“To my knowledge, based on what we know from the folks on the ground, you don’t have an effort to reconstruct, re-integrate this equipment back into the Yongbyon facility,” McCormack added at his daily briefing.

Another U.S. official, who spoke on condition that he not be named, said the equipment that had been put back in place was not operational. He said North Korea had informed U.S. officials at Yongbyon on Tuesday that they were going to start reversing the process of disablement.

This official said Hill’s mission in Beijing was “to see if we can get the North Koreans to reverse what they have done.” He said he had not heard of plans for Hill to meet North Korean officials in Beijing but his schedule was a work in progress.

The State Department did not provide further details about what Hill, the U.S. point man on North Korea, would do while in China. He is not traveling to any other countries in Asia, McCormack said, and will return to Washington this weekend.

The State Department announced his trip hours after U.S. and Japanese media reports surfaced that North Korea was reassembling Yongbyon.

The North’s announcement that it would stop disabling Yongbyon confirmed the belief of some analysts that its communist leaders have no intention of giving up nuclear weapons, a diplomatic trump card that has repeatedly won them concessions in the past.

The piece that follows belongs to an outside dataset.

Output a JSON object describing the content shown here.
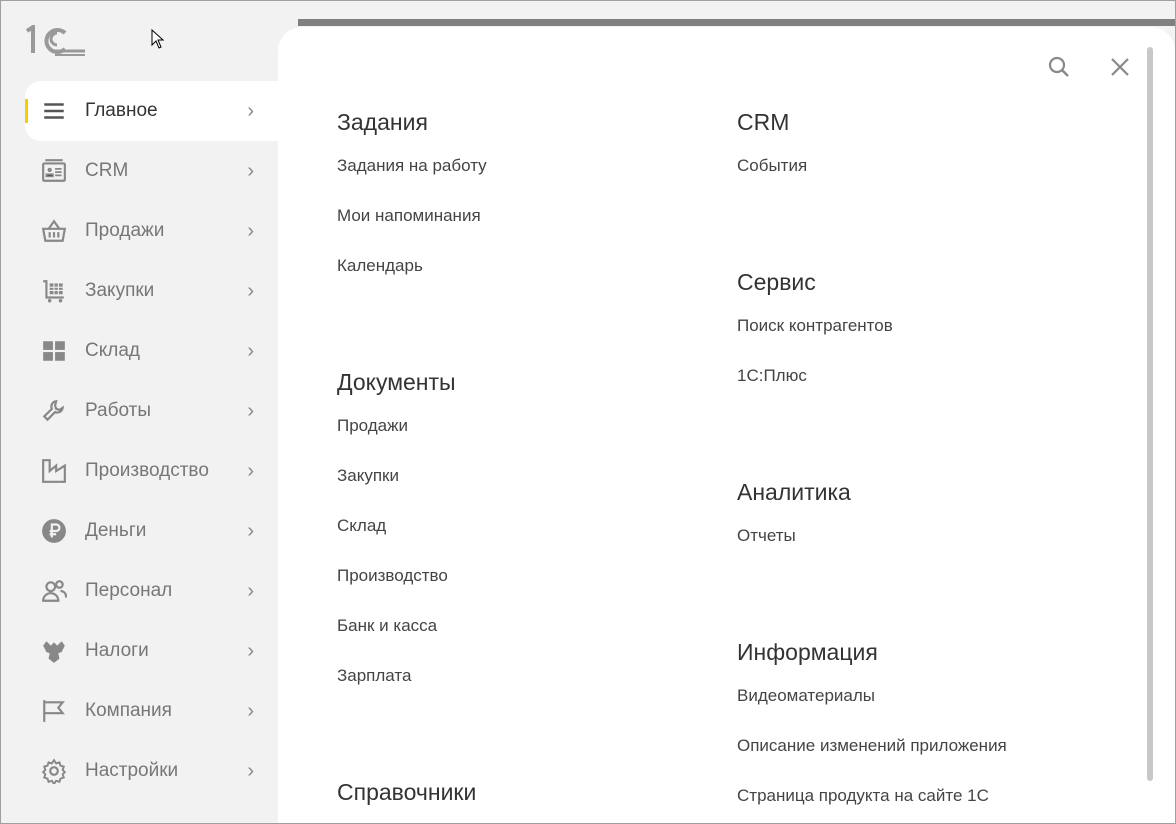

Additional reporting by Philip Barbara in Washington, Isabel Reynolds in Tokyo and Mark Heinrich in Vienna; editing by Mohammad Zargham